La Capitana Shipwreck - Potosi mint scandal coin - 8 (7 1/2) Reales - Dated 16XX

Denomination: 8 Reales (7 1/2)                                               
Weight: 26.89 gm
Date: 16XX                                                                             
Mint: Potosi
Assayer: "O" Rosa “the wheel”                                                 
Grade: XF
Description: Philip IV " La Capitana" Cob. Counter stamped “F”. This counter stamp has a C1 rating on the rarity scale. C1 was somewhat common. (Saltwater Effect). Obverse: Bold strike on Greek Cross side.  Partial date of 16XX visible. Reverse: Clear and bold strike on the Hapsburg Shield side.  Crow marked with a crown over “F”. the mint mark, Assayer, denomination “8”, are all clearly visible. A solid survivor from the Potosi Scandal, showing a good stamp, clear host features and a good weight.
History: The wreck of the Capitana, or the lead ship of the Spanish South Seas.
(Pacific) Fleet, would become the largest loss ever experienced by the Spanish armada. After striking the Punta Santa Elena reefs, The Jesus María de la Limpia Concepción lost a reported 3,000,000 pesos of silver, extended to a total of approximately 10 million pesos when considering the un-recorded contraband and treasure aboard. Sadly, due to the unregistered cargo that was stored atop the anchor cables and foredeck, the crew was unable to use the anchors for safe stoppage. For context, the entire annual silver production in Peru was around 6-7 million pesos, suggesting that the Concepción was carrying almost one and a half years of peso production. For eight years after the wreck, the Spanish managed to salvage a vast majority of the lost 'official' 3 million pesos and would later recover even more coins, causing a scandal due to the mismatch of monetary records. Ironically, and sadly, the main salvager of the wreck was the Concepción's silver master, Bernardo de Campos, who is blamed for the overload of unregistered contraband that contributed to the ship's tragedy. The lowest deck would be unreachable until modern divers and salvaging equipment were used during the mid-1990s. After equally splitting the recovered coins with the Ecuadorian government in 1998, officially around 2,500 coins would appear at auction in 1999. These were almost exclusively Potosí 8 and 4 Reales that were in excellent condition, including countermarked issues (1649-1652), transitional issues of 1652, and post-transitional pillars-and-waves cobs (1653-1654).
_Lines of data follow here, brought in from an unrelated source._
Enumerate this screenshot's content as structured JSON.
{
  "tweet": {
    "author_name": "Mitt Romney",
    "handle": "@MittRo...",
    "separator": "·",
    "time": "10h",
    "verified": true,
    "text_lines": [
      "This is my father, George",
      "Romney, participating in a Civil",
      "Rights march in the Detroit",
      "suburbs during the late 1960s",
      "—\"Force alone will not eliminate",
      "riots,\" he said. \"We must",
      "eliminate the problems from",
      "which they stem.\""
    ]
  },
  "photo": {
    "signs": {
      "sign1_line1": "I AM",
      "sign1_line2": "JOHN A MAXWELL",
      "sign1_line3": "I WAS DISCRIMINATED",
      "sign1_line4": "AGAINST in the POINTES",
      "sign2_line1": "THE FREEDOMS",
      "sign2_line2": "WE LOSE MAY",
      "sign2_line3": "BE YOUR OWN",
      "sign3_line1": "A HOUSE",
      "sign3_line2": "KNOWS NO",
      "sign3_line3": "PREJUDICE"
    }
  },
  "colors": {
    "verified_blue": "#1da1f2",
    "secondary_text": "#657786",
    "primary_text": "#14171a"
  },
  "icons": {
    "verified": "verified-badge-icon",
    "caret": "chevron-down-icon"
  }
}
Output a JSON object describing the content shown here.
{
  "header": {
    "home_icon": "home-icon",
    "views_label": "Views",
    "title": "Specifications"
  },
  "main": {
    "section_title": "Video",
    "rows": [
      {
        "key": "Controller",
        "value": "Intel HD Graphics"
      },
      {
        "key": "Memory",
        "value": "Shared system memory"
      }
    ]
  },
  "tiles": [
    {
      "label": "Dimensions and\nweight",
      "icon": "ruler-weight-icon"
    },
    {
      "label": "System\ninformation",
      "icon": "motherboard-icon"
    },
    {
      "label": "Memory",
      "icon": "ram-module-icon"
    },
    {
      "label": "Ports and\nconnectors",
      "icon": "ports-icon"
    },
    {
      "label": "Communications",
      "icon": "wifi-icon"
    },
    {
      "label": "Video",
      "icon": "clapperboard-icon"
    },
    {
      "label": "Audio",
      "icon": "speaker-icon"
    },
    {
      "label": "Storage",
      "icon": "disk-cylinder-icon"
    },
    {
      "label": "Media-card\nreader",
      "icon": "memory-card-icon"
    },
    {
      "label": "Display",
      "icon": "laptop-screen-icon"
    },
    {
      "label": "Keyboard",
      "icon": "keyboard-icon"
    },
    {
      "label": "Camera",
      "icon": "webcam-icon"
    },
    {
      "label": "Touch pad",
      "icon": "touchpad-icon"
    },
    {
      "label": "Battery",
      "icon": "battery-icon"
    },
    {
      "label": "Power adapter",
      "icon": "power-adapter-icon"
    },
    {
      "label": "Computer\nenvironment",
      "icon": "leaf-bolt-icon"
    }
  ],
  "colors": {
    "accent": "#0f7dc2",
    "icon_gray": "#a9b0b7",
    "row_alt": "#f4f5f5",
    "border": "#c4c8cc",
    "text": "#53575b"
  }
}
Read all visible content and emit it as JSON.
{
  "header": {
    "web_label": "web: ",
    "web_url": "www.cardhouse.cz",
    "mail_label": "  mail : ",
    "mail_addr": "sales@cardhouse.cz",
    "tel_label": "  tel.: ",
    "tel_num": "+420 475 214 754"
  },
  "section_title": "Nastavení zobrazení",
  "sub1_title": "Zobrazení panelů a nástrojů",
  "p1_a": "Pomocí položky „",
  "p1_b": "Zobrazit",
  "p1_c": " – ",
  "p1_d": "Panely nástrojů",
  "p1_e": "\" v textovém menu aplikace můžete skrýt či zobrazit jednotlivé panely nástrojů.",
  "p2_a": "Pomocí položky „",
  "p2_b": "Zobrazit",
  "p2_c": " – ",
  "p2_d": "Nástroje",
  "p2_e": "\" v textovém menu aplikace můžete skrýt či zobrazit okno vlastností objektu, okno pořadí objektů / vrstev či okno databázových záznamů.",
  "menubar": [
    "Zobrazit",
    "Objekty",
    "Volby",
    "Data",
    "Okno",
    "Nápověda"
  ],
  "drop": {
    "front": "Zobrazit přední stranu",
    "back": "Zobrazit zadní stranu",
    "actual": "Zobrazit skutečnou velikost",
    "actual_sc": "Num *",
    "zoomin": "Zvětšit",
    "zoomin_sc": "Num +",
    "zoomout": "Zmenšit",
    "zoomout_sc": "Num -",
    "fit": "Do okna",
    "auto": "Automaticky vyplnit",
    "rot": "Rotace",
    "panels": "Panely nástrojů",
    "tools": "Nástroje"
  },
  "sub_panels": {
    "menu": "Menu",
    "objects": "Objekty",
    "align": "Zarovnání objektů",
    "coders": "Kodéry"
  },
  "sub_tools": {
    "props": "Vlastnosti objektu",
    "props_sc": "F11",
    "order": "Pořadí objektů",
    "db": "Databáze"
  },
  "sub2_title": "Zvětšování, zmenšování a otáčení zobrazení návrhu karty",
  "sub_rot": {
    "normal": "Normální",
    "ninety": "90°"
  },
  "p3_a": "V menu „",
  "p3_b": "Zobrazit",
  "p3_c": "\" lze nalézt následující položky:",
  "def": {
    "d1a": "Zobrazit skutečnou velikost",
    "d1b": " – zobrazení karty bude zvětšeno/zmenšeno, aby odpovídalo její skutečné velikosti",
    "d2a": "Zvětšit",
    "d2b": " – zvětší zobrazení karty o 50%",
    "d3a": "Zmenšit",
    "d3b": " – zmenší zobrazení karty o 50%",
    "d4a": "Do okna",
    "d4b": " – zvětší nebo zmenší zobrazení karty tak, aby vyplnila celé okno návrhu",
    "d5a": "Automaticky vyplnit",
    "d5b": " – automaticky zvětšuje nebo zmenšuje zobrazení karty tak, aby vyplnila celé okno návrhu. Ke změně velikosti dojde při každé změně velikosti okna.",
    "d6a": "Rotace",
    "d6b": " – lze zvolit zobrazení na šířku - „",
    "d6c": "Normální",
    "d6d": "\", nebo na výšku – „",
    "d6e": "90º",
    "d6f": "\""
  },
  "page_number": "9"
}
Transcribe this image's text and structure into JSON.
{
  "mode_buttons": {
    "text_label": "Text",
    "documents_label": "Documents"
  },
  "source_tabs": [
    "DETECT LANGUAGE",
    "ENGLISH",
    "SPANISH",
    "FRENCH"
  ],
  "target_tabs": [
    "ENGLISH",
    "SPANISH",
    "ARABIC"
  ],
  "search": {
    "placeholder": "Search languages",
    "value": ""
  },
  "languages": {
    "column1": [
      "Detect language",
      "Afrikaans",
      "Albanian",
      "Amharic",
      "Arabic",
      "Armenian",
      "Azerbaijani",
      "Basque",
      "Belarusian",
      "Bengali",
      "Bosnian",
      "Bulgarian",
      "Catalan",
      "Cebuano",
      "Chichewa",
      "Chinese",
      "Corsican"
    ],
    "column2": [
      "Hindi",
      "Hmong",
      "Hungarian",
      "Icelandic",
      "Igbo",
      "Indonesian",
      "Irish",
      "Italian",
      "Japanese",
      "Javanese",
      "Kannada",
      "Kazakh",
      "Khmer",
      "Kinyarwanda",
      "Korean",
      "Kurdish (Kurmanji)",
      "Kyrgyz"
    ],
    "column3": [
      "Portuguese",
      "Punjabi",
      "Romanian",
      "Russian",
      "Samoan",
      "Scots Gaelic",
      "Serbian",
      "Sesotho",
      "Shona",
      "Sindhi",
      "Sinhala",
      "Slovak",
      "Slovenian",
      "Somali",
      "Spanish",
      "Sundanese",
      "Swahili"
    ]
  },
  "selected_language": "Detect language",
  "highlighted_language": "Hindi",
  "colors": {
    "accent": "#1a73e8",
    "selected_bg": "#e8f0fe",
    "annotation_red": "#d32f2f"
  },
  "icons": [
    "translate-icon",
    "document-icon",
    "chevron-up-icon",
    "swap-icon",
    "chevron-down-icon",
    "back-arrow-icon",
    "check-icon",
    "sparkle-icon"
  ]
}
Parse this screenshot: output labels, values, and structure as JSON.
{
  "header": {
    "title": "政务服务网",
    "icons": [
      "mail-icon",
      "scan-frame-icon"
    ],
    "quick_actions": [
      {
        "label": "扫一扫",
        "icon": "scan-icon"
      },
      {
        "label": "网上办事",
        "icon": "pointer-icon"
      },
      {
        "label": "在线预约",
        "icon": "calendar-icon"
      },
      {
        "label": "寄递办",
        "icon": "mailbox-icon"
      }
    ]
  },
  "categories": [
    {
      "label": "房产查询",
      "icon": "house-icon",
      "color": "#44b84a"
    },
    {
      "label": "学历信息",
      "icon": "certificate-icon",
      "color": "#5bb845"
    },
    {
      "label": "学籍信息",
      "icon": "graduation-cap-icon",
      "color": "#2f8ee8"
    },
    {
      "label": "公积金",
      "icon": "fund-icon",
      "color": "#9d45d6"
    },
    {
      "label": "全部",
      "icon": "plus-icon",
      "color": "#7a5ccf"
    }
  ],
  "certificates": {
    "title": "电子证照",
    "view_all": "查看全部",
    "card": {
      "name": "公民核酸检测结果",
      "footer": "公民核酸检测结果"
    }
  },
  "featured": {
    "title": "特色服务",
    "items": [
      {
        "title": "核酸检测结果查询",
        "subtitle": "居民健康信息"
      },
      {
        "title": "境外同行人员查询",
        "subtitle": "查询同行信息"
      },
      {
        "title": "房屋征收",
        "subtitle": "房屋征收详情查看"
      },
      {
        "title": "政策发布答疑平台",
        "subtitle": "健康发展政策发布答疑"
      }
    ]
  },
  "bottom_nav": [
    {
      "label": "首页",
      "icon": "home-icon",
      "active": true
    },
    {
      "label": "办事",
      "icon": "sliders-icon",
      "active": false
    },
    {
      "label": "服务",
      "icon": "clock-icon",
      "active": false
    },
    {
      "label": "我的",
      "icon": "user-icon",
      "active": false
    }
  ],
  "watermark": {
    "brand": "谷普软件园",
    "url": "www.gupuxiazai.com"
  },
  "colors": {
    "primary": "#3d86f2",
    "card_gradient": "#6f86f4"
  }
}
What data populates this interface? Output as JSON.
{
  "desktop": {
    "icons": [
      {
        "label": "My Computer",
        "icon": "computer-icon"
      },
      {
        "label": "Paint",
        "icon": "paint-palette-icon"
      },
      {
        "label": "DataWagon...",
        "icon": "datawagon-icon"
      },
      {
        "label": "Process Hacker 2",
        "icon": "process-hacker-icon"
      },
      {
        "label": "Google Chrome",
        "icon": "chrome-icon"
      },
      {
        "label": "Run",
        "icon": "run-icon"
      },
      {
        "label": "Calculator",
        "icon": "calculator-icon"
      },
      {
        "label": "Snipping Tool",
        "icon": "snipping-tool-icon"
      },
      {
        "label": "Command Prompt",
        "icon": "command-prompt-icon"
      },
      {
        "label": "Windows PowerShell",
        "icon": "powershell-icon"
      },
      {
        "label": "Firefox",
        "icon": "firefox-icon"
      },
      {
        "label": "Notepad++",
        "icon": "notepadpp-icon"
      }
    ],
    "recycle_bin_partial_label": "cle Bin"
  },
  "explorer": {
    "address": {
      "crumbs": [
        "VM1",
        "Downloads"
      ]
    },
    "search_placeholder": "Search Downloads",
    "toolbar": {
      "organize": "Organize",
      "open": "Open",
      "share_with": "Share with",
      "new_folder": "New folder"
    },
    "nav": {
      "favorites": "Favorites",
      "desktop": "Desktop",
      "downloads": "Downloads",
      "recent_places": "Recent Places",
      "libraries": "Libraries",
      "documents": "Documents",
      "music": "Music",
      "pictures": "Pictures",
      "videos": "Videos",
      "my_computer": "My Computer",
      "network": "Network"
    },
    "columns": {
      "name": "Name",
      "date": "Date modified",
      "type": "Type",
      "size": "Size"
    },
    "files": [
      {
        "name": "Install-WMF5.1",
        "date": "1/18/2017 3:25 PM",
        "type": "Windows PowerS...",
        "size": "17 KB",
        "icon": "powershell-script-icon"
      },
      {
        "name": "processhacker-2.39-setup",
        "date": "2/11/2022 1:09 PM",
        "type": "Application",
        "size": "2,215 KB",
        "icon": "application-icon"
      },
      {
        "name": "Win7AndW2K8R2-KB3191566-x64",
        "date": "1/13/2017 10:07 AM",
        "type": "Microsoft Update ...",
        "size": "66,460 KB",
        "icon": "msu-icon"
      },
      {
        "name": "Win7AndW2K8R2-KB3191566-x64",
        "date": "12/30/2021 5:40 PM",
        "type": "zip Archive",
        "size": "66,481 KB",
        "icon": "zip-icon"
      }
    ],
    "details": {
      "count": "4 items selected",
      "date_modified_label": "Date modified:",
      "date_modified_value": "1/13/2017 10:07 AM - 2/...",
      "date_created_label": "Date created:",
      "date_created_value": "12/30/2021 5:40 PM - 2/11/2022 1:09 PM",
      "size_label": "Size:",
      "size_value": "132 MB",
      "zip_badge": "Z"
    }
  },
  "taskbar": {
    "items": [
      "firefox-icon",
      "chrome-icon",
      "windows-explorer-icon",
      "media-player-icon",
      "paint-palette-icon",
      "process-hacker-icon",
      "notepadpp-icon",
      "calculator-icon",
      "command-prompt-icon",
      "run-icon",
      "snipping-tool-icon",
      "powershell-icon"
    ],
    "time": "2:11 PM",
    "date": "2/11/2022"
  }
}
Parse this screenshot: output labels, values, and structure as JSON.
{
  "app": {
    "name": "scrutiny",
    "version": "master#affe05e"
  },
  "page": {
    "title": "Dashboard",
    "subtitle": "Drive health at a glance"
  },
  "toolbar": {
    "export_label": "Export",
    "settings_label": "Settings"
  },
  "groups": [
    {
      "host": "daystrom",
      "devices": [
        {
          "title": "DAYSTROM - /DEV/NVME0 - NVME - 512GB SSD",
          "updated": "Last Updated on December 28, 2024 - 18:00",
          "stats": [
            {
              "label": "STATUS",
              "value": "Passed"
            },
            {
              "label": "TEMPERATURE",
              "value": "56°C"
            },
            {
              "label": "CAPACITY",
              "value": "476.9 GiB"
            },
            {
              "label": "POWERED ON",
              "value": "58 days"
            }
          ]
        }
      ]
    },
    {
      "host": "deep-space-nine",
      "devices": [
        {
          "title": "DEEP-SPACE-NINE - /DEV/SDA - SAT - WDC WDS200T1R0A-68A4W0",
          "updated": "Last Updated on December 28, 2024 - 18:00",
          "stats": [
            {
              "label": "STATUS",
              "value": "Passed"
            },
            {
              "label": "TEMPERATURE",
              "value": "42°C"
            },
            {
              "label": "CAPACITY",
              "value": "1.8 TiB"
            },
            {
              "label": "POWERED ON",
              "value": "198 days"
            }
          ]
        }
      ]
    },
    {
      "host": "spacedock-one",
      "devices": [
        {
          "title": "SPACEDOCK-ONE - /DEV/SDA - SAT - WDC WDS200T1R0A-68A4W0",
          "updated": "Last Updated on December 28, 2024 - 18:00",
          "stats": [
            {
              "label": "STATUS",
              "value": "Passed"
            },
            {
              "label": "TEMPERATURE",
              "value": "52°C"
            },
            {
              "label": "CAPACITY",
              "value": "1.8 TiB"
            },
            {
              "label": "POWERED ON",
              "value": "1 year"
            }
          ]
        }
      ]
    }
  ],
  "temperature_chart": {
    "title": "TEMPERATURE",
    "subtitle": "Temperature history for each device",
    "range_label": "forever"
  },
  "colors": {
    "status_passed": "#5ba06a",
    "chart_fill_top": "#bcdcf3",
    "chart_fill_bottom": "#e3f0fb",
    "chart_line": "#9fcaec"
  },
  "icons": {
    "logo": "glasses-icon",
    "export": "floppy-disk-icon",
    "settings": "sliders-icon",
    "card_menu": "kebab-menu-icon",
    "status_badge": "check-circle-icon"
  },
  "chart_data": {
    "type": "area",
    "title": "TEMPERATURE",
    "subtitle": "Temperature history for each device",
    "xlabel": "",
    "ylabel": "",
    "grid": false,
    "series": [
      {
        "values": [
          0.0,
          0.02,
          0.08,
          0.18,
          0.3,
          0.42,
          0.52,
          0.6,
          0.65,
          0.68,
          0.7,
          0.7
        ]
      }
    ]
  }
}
Historical Note: Organized by the assayers and other mint workers, the plan behind the "Potosi Scandal" was to reduce the purity of their coins while the thieves kept the remaining silver for themselves. The impacts were immense, even shaking Spain's reputation with the Asian trade, where merchants had the upmost trust for the Spanish Cob's silver quality. A transition of coinages occurred, full of unsuccessful attempts to uniformize the currency, one of them being the countermarking of the scandal coins with Crowned letters (or crowns alone), reducing the 8 Reales to 7 1/2 Reales. To set in stone the "New Potosi mint", a new style of Cobs was created (Pillars and Waves) and the scandal coins, countermarked or not, were to be re-melted/destroyed.